- Opening Delimiter -
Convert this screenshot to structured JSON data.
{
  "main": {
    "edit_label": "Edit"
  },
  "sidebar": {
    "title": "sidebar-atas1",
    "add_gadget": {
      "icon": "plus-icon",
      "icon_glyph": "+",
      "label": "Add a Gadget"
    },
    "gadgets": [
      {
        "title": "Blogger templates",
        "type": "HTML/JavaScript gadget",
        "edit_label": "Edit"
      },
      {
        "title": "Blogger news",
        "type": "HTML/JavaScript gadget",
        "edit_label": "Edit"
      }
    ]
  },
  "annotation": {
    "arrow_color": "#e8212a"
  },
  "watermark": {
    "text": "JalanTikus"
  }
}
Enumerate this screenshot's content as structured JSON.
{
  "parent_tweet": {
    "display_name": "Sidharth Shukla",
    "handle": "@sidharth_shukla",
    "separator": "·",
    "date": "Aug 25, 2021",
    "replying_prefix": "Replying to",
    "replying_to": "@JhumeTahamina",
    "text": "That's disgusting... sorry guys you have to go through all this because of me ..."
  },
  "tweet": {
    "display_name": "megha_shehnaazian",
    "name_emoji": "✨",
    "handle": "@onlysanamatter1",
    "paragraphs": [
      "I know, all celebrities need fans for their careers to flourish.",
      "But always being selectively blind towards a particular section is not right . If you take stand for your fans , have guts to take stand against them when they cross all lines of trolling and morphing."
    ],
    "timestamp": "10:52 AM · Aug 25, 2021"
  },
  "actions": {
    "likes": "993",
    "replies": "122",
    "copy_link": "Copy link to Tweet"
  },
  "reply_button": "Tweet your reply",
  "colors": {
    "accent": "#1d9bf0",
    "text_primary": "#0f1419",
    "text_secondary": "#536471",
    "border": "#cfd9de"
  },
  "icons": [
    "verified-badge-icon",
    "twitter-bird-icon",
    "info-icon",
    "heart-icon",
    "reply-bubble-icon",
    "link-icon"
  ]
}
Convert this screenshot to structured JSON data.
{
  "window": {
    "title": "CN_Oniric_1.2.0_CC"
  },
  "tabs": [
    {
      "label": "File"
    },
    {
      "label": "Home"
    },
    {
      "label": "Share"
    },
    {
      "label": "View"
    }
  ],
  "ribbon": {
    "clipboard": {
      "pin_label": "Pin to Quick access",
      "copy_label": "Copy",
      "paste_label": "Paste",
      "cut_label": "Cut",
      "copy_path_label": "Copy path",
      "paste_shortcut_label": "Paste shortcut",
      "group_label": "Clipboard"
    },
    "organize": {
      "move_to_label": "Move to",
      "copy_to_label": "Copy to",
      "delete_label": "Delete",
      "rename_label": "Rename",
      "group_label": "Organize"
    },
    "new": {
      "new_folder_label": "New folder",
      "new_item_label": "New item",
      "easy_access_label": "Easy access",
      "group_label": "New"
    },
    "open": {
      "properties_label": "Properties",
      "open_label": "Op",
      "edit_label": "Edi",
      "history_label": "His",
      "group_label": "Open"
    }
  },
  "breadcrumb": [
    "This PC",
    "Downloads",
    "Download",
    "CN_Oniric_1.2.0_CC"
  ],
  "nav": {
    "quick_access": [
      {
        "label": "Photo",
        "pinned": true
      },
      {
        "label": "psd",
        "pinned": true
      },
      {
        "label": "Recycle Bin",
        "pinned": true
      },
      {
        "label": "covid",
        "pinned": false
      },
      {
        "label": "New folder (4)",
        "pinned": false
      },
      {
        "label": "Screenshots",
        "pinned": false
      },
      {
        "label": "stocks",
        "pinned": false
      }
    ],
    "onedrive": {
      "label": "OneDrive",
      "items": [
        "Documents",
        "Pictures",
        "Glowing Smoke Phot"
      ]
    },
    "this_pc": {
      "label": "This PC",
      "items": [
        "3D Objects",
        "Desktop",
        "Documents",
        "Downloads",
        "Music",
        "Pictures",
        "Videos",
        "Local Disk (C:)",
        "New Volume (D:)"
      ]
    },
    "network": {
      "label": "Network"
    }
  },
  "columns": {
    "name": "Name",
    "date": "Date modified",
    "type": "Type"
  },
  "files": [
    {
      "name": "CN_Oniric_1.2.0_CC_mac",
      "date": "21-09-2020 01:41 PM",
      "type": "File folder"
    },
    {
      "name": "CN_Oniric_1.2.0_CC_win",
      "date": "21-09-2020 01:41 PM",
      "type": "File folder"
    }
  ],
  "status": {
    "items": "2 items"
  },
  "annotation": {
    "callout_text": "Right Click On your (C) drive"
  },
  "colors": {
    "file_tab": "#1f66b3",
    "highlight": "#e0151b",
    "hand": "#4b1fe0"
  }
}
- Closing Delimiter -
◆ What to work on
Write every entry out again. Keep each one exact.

◆ Final answer
Convert this screenshot to structured JSON data.
{
  "main": {
    "edit_label": "Edit"
  },
  "sidebar": {
    "title": "sidebar-atas1",
    "add_gadget": {
      "icon": "plus-icon",
      "icon_glyph": "+",
      "label": "Add a Gadget"
    },
    "gadgets": [
      {
        "title": "Blogger templates",
        "type": "HTML/JavaScript gadget",
        "edit_label": "Edit"
      },
      {
        "title": "Blogger news",
        "type": "HTML/JavaScript gadget",
        "edit_label": "Edit"
      }
    ]
  },
  "annotation": {
    "arrow_color": "#e8212a"
  },
  "watermark": {
    "text": "JalanTikus"
  }
}
Enumerate this screenshot's content as structured JSON.
{
  "parent_tweet": {
    "display_name": "Sidharth Shukla",
    "handle": "@sidharth_shukla",
    "separator": "·",
    "date": "Aug 25, 2021",
    "replying_prefix": "Replying to",
    "replying_to": "@JhumeTahamina",
    "text": "That's disgusting... sorry guys you have to go through all this because of me ..."
  },
  "tweet": {
    "display_name": "megha_shehnaazian",
    "name_emoji": "✨",
    "handle": "@onlysanamatter1",
    "paragraphs": [
      "I know, all celebrities need fans for their careers to flourish.",
      "But always being selectively blind towards a particular section is not right . If you take stand for your fans , have guts to take stand against them when they cross all lines of trolling and morphing."
    ],
    "timestamp": "10:52 AM · Aug 25, 2021"
  },
  "actions": {
    "likes": "993",
    "replies": "122",
    "copy_link": "Copy link to Tweet"
  },
  "reply_button": "Tweet your reply",
  "colors": {
    "accent": "#1d9bf0",
    "text_primary": "#0f1419",
    "text_secondary": "#536471",
    "border": "#cfd9de"
  },
  "icons": [
    "verified-badge-icon",
    "twitter-bird-icon",
    "info-icon",
    "heart-icon",
    "reply-bubble-icon",
    "link-icon"
  ]
}
Convert this screenshot to structured JSON data.
{
  "window": {
    "title": "CN_Oniric_1.2.0_CC"
  },
  "tabs": [
    {
      "label": "File"
    },
    {
      "label": "Home"
    },
    {
      "label": "Share"
    },
    {
      "label": "View"
    }
  ],
  "ribbon": {
    "clipboard": {
      "pin_label": "Pin to Quick access",
      "copy_label": "Copy",
      "paste_label": "Paste",
      "cut_label": "Cut",
      "copy_path_label": "Copy path",
      "paste_shortcut_label": "Paste shortcut",
      "group_label": "Clipboard"
    },
    "organize": {
      "move_to_label": "Move to",
      "copy_to_label": "Copy to",
      "delete_label": "Delete",
      "rename_label": "Rename",
      "group_label": "Organize"
    },
    "new": {
      "new_folder_label": "New folder",
      "new_item_label": "New item",
      "easy_access_label": "Easy access",
      "group_label": "New"
    },
    "open": {
      "properties_label": "Properties",
      "open_label": "Op",
      "edit_label": "Edi",
      "history_label": "His",
      "group_label": "Open"
    }
  },
  "breadcrumb": [
    "This PC",
    "Downloads",
    "Download",
    "CN_Oniric_1.2.0_CC"
  ],
  "nav": {
    "quick_access": [
      {
        "label": "Photo",
        "pinned": true
      },
      {
        "label": "psd",
        "pinned": true
      },
      {
        "label": "Recycle Bin",
        "pinned": true
      },
      {
        "label": "covid",
        "pinned": false
      },
      {
        "label": "New folder (4)",
        "pinned": false
      },
      {
        "label": "Screenshots",
        "pinned": false
      },
      {
        "label": "stocks",
        "pinned": false
      }
    ],
    "onedrive": {
      "label": "OneDrive",
      "items": [
        "Documents",
        "Pictures",
        "Glowing Smoke Phot"
      ]
    },
    "this_pc": {
      "label": "This PC",
      "items": [
        "3D Objects",
        "Desktop",
        "Documents",
        "Downloads",
        "Music",
        "Pictures",
        "Videos",
        "Local Disk (C:)",
        "New Volume (D:)"
      ]
    },
    "network": {
      "label": "Network"
    }
  },
  "columns": {
    "name": "Name",
    "date": "Date modified",
    "type": "Type"
  },
  "files": [
    {
      "name": "CN_Oniric_1.2.0_CC_mac",
      "date": "21-09-2020 01:41 PM",
      "type": "File folder"
    },
    {
      "name": "CN_Oniric_1.2.0_CC_win",
      "date": "21-09-2020 01:41 PM",
      "type": "File folder"
    }
  ],
  "status": {
    "items": "2 items"
  },
  "annotation": {
    "callout_text": "Right Click On your (C) drive"
  },
  "colors": {
    "file_tab": "#1f66b3",
    "highlight": "#e0151b",
    "hand": "#4b1fe0"
  }
}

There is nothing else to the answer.